** GIVEN DATA follows **

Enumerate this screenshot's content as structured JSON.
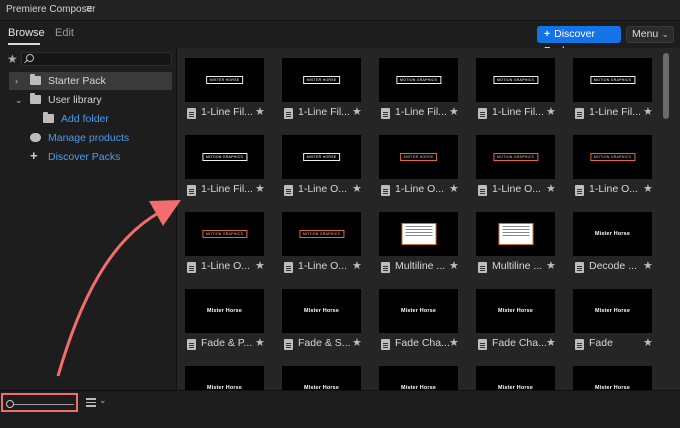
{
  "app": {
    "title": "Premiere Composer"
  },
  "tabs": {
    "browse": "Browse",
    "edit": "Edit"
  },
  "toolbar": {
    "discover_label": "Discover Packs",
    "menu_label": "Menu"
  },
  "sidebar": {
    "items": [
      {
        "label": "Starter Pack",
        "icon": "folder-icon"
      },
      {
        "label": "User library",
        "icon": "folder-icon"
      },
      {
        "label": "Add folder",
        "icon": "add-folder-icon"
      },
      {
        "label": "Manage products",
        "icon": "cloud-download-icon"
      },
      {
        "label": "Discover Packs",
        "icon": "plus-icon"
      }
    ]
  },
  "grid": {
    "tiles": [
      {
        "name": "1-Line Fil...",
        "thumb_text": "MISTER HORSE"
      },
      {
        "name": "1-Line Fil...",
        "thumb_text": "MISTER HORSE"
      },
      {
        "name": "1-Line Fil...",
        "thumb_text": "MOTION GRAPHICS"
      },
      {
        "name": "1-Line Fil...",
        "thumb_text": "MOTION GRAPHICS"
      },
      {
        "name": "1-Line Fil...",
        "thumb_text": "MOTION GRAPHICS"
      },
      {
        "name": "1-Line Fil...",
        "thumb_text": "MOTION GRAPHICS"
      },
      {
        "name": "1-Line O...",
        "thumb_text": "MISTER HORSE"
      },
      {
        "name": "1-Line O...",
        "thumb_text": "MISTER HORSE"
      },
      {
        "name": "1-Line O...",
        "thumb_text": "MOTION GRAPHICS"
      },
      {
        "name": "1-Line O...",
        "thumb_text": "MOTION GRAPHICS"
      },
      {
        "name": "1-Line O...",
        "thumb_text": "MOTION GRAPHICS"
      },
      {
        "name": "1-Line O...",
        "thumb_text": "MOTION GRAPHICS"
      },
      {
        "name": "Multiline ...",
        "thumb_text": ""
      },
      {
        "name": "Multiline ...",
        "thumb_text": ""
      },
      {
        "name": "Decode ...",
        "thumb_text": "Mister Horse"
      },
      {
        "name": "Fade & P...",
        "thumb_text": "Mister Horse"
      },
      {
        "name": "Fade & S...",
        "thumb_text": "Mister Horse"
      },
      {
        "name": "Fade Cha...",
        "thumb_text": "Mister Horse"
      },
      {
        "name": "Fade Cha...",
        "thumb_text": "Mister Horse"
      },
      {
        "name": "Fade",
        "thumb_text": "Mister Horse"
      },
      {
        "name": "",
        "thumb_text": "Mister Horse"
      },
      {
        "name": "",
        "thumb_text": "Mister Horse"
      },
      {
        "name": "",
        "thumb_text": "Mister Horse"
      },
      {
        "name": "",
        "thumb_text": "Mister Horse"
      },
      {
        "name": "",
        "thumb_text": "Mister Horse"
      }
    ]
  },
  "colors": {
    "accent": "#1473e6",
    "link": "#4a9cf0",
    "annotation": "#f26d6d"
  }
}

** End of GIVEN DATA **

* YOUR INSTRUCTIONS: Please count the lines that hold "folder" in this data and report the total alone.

* EXPECTED ANSWER: 4